WHAT THE TASK REQUIRES:
Repeat each record exactly. Any picture gets left out.

(WORKING DATA Opens)

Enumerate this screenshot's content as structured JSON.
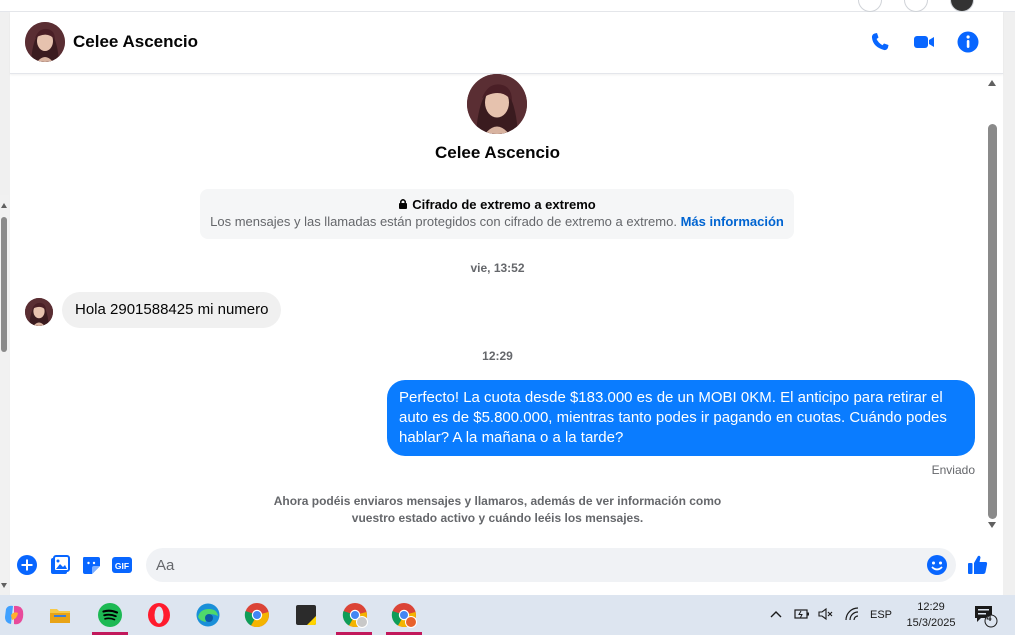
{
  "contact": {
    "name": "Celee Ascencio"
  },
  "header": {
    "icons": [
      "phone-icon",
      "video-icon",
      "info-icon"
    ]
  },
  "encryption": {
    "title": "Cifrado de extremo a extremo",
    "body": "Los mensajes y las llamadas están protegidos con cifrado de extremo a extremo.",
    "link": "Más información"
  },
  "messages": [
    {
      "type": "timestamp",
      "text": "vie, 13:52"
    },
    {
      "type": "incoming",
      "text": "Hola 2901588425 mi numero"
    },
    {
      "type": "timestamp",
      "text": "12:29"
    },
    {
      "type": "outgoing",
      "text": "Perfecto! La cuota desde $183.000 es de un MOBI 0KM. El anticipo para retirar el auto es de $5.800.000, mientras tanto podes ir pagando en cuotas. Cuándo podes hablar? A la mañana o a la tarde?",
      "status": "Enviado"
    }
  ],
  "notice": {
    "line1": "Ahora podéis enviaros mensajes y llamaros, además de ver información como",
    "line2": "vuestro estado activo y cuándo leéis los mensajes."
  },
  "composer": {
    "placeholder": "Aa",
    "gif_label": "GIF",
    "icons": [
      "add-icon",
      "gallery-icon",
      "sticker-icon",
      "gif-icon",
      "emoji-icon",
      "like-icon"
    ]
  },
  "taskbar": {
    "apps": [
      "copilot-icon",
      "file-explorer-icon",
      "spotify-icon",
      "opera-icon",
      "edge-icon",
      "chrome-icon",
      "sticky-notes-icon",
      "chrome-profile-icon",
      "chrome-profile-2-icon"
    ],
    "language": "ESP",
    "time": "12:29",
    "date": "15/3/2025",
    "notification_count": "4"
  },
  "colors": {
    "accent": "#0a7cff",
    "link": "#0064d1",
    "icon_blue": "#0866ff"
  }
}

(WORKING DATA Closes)

EXERCISE SOLUTION:
Enumerate this screenshot's content as structured JSON.
{
  "contact": {
    "name": "Celee Ascencio"
  },
  "header": {
    "icons": [
      "phone-icon",
      "video-icon",
      "info-icon"
    ]
  },
  "encryption": {
    "title": "Cifrado de extremo a extremo",
    "body": "Los mensajes y las llamadas están protegidos con cifrado de extremo a extremo.",
    "link": "Más información"
  },
  "messages": [
    {
      "type": "timestamp",
      "text": "vie, 13:52"
    },
    {
      "type": "incoming",
      "text": "Hola 2901588425 mi numero"
    },
    {
      "type": "timestamp",
      "text": "12:29"
    },
    {
      "type": "outgoing",
      "text": "Perfecto! La cuota desde $183.000 es de un MOBI 0KM. El anticipo para retirar el auto es de $5.800.000, mientras tanto podes ir pagando en cuotas. Cuándo podes hablar? A la mañana o a la tarde?",
      "status": "Enviado"
    }
  ],
  "notice": {
    "line1": "Ahora podéis enviaros mensajes y llamaros, además de ver información como",
    "line2": "vuestro estado activo y cuándo leéis los mensajes."
  },
  "composer": {
    "placeholder": "Aa",
    "gif_label": "GIF",
    "icons": [
      "add-icon",
      "gallery-icon",
      "sticker-icon",
      "gif-icon",
      "emoji-icon",
      "like-icon"
    ]
  },
  "taskbar": {
    "apps": [
      "copilot-icon",
      "file-explorer-icon",
      "spotify-icon",
      "opera-icon",
      "edge-icon",
      "chrome-icon",
      "sticky-notes-icon",
      "chrome-profile-icon",
      "chrome-profile-2-icon"
    ],
    "language": "ESP",
    "time": "12:29",
    "date": "15/3/2025",
    "notification_count": "4"
  },
  "colors": {
    "accent": "#0a7cff",
    "link": "#0064d1",
    "icon_blue": "#0866ff"
  }
}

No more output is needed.